— DATA EXTRACTS —
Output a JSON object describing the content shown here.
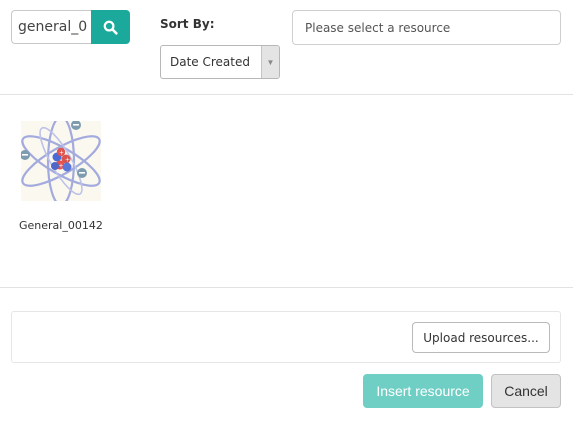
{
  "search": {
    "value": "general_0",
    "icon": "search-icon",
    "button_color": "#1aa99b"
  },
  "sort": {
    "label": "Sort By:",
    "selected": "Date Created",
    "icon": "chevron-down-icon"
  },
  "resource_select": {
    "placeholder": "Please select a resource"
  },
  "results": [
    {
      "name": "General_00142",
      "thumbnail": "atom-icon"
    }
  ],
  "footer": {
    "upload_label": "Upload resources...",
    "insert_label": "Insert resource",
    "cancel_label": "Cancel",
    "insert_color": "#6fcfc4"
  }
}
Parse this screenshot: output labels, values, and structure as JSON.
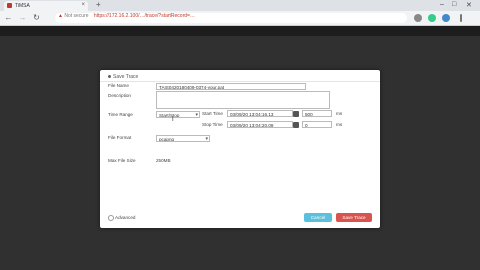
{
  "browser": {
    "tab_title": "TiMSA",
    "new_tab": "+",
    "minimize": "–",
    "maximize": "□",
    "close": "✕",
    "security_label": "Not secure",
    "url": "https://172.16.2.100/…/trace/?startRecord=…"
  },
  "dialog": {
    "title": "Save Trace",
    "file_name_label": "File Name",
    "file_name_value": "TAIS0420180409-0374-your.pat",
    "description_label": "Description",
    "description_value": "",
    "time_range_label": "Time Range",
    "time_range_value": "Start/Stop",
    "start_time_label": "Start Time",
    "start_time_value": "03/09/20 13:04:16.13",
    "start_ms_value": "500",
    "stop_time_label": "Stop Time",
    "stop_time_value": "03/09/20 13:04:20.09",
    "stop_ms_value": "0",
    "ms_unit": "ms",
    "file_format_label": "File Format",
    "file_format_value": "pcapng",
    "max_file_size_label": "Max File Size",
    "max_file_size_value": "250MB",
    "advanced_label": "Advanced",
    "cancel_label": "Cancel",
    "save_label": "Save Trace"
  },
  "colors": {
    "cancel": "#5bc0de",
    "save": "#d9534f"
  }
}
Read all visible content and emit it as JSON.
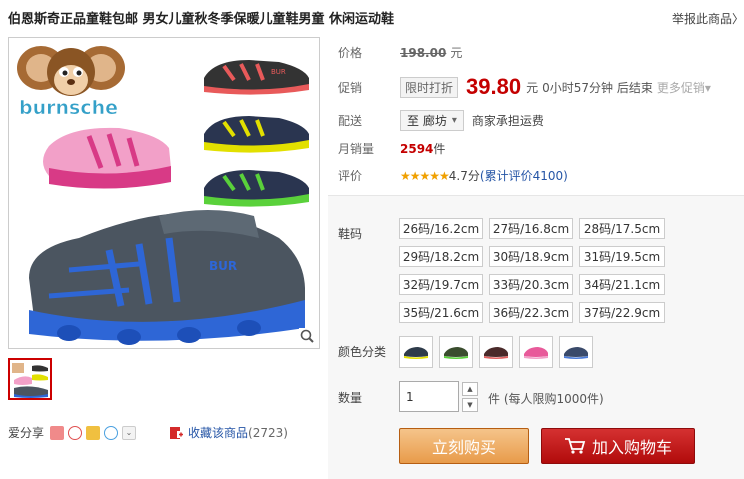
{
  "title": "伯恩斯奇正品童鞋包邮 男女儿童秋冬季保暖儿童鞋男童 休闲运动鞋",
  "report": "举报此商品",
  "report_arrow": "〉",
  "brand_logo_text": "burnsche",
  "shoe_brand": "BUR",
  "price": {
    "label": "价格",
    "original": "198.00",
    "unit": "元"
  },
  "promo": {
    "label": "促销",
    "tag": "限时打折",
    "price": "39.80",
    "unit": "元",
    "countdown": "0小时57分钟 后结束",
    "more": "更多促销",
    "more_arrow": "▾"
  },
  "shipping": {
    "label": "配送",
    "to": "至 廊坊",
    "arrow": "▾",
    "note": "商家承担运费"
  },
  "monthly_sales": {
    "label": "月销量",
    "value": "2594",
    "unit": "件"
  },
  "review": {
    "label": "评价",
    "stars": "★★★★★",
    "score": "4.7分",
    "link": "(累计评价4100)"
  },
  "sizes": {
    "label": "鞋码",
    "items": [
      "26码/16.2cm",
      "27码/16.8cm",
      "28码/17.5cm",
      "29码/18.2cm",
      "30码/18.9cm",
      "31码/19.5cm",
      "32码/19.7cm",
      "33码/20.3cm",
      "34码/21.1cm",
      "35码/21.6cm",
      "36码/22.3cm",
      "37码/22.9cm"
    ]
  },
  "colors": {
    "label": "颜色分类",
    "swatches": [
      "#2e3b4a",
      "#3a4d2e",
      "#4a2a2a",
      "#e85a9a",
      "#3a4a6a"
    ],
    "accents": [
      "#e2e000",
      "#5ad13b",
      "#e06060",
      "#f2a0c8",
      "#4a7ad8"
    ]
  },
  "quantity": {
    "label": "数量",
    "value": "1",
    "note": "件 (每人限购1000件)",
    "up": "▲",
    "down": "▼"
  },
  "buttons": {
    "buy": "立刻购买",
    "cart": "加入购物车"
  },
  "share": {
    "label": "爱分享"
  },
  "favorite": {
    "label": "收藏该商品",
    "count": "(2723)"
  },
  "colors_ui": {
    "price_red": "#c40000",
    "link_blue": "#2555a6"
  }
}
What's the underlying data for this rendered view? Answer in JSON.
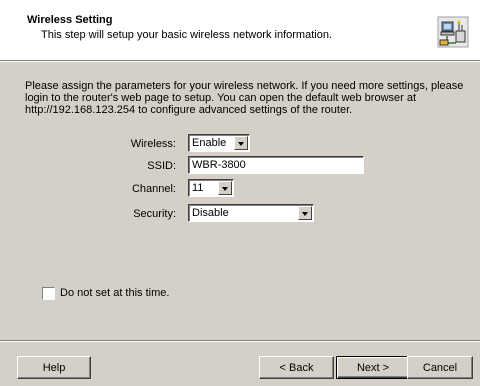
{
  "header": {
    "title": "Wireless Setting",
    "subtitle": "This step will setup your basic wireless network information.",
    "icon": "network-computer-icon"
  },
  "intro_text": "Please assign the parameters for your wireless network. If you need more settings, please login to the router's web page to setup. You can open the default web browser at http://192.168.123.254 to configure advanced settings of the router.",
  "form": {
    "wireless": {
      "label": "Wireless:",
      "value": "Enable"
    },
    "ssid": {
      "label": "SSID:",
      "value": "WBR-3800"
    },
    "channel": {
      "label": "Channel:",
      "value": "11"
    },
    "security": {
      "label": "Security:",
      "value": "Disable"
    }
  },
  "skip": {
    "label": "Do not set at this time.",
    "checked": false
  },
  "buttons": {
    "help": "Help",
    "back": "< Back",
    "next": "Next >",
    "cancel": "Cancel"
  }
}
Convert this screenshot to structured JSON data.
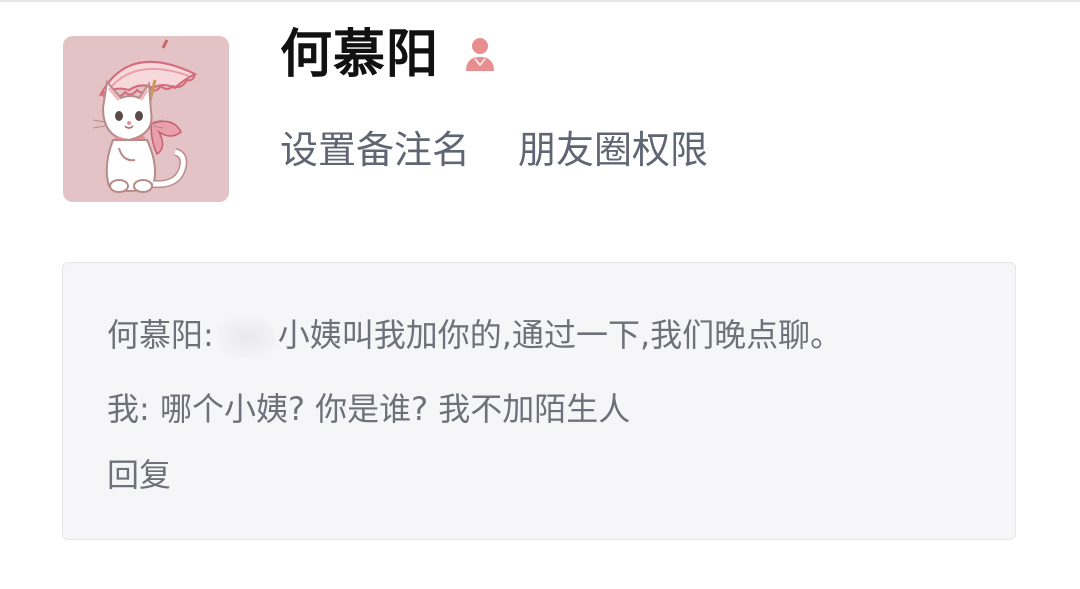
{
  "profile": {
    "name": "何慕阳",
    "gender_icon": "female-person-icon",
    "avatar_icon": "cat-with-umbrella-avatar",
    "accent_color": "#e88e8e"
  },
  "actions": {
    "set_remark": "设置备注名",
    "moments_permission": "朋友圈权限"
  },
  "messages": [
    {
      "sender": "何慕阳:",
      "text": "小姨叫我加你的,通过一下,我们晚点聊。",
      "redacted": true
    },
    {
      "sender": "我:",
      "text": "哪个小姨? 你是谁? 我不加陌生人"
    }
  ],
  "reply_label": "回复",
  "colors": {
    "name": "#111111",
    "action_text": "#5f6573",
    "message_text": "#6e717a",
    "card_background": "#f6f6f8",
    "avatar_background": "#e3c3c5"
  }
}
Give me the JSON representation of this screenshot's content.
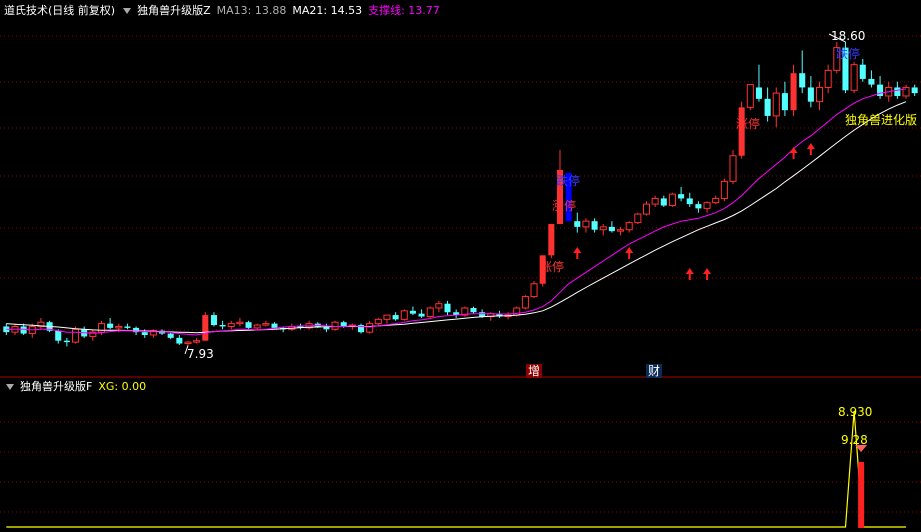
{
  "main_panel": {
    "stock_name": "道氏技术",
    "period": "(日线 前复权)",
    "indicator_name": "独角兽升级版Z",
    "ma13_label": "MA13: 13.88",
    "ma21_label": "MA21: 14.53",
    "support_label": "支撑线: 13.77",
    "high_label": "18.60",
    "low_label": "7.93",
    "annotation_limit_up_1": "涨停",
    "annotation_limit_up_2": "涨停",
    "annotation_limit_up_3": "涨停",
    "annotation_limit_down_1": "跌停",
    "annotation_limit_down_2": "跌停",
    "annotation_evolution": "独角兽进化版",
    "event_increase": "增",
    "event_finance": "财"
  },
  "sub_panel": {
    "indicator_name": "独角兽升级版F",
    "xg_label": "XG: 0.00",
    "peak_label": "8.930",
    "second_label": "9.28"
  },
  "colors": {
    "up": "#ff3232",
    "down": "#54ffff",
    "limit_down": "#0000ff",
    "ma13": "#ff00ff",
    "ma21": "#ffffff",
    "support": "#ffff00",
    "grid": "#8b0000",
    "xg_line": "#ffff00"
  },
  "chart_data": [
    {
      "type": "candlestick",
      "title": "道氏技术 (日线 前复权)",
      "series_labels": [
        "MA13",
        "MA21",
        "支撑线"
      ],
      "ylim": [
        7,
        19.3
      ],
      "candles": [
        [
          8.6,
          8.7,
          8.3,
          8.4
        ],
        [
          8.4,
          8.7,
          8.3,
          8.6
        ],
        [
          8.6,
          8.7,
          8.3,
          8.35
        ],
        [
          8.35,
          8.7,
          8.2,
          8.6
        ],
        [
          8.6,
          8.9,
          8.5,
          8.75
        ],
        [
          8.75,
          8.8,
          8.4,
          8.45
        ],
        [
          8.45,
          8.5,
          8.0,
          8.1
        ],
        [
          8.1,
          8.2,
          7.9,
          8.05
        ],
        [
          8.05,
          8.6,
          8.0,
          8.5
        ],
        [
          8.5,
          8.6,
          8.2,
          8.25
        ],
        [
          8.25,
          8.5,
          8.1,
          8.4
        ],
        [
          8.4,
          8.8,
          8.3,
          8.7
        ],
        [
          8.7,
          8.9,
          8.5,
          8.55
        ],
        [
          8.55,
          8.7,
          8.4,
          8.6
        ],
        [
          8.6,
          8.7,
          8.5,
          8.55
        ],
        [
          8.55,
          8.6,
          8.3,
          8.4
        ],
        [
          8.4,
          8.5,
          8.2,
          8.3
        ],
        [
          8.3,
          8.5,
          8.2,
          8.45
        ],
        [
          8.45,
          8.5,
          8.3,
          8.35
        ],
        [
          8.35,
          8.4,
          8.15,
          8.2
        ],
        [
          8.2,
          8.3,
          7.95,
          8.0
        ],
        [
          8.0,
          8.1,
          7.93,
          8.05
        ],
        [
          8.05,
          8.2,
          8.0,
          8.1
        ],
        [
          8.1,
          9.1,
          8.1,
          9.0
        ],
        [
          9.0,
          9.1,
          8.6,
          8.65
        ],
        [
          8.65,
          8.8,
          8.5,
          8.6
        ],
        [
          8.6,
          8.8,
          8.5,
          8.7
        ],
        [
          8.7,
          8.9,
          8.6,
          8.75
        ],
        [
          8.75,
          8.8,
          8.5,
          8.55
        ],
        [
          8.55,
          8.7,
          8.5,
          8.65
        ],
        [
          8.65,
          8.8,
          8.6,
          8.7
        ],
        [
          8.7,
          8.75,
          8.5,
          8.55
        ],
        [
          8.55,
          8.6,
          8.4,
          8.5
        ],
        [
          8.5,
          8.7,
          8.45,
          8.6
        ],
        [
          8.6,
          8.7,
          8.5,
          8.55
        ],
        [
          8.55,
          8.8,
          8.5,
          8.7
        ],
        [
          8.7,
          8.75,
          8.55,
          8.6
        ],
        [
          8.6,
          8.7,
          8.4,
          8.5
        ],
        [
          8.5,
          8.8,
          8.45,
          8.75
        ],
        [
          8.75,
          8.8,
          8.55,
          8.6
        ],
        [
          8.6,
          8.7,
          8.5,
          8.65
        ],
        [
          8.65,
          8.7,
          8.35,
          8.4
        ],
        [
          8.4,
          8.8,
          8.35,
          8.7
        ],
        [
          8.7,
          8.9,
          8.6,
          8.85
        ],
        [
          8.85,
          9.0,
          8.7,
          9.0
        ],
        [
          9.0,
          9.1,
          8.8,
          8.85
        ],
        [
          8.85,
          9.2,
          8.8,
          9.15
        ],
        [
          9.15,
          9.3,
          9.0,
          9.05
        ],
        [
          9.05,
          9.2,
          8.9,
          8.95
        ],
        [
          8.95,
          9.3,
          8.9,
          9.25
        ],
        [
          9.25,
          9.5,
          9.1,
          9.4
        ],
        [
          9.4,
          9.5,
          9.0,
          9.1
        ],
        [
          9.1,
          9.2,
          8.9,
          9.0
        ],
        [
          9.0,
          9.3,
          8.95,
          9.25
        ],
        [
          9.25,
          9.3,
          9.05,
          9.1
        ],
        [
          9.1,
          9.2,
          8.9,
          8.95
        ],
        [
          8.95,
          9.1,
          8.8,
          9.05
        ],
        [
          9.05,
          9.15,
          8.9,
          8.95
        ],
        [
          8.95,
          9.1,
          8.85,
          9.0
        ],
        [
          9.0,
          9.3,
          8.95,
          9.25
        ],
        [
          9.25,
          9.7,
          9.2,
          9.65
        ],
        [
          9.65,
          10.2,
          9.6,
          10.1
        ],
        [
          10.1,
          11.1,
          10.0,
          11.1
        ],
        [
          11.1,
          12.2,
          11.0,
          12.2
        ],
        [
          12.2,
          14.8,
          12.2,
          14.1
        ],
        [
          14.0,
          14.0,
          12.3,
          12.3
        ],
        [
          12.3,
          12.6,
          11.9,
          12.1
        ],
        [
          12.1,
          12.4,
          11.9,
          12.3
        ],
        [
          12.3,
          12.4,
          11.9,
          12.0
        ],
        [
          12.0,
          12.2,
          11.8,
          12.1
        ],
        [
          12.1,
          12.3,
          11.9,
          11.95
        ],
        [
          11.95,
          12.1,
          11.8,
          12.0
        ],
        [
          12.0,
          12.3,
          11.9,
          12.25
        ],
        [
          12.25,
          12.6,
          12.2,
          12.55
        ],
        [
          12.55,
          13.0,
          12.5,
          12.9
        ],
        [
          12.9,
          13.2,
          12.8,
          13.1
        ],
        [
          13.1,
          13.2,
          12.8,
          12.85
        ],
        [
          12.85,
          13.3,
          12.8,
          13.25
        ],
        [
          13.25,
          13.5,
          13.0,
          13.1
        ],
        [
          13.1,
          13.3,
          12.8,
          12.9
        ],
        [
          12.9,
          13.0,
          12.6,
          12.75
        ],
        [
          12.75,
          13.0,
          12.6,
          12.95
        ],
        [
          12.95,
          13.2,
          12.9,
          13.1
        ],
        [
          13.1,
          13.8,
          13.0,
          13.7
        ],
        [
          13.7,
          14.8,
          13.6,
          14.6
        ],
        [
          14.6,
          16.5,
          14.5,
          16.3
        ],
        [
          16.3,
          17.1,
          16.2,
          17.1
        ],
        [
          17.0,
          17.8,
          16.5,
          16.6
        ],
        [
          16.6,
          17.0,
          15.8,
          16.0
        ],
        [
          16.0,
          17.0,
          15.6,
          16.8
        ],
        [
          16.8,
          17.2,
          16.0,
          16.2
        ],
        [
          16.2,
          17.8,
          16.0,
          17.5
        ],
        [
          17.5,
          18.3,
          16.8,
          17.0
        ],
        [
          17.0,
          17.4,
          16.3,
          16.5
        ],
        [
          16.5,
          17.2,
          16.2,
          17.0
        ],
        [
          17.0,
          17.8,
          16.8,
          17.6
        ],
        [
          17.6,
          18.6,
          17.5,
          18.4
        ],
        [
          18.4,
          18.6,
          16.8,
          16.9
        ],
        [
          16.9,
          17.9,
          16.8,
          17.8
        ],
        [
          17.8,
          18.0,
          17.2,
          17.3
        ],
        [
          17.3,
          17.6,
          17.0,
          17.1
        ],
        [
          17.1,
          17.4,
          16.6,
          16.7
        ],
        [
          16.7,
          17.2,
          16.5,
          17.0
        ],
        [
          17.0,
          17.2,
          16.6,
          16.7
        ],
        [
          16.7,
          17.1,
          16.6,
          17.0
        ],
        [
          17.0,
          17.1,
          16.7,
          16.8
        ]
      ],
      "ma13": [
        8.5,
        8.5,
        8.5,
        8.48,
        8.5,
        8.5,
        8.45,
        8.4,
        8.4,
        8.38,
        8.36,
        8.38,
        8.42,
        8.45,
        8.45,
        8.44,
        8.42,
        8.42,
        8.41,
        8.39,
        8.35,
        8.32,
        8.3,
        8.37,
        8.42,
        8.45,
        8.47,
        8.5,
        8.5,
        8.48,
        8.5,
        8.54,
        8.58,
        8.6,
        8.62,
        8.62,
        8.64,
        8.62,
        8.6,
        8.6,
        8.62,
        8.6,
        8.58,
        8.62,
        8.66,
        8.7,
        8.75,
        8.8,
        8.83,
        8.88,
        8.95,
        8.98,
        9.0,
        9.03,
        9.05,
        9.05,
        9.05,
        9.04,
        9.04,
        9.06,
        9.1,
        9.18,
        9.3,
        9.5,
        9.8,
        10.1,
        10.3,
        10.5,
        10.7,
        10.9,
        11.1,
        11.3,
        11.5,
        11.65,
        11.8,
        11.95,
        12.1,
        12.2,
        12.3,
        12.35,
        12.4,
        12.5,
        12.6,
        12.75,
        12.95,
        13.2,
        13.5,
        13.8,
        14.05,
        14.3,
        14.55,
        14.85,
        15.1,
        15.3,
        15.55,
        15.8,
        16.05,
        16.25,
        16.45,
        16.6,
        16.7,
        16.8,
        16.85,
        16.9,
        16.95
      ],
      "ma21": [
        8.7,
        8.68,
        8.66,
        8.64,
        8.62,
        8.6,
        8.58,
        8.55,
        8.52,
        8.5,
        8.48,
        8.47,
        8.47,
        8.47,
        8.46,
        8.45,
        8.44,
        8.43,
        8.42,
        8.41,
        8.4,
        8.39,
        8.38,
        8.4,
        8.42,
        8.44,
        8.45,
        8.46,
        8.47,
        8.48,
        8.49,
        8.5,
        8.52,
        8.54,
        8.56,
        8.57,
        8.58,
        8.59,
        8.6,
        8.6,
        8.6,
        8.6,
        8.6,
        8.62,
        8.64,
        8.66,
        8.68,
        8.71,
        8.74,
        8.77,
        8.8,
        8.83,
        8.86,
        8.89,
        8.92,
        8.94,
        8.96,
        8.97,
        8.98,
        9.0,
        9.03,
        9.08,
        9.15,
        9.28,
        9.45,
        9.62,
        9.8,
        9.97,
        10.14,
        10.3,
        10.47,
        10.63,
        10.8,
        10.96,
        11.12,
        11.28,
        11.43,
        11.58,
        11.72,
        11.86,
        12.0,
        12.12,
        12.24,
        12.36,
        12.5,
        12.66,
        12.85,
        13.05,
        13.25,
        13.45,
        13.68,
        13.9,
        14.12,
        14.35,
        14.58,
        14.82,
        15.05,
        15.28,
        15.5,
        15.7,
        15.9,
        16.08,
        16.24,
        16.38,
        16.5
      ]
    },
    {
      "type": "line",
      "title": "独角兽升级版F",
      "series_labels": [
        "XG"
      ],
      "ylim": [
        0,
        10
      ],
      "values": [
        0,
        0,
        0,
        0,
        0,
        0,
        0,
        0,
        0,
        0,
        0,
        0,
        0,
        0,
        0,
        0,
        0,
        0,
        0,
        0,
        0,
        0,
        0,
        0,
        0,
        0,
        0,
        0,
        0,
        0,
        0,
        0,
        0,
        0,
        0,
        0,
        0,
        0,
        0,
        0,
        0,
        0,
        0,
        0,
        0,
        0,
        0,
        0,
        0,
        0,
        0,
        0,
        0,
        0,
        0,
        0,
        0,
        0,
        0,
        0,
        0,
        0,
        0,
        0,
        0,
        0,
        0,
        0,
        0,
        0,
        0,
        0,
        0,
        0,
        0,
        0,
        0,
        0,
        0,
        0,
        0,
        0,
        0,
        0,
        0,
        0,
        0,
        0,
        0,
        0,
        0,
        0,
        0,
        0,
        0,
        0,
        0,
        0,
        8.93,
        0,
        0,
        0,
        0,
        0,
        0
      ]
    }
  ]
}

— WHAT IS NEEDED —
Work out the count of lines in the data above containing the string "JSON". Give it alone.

— EXERCISE OUTPUT —
6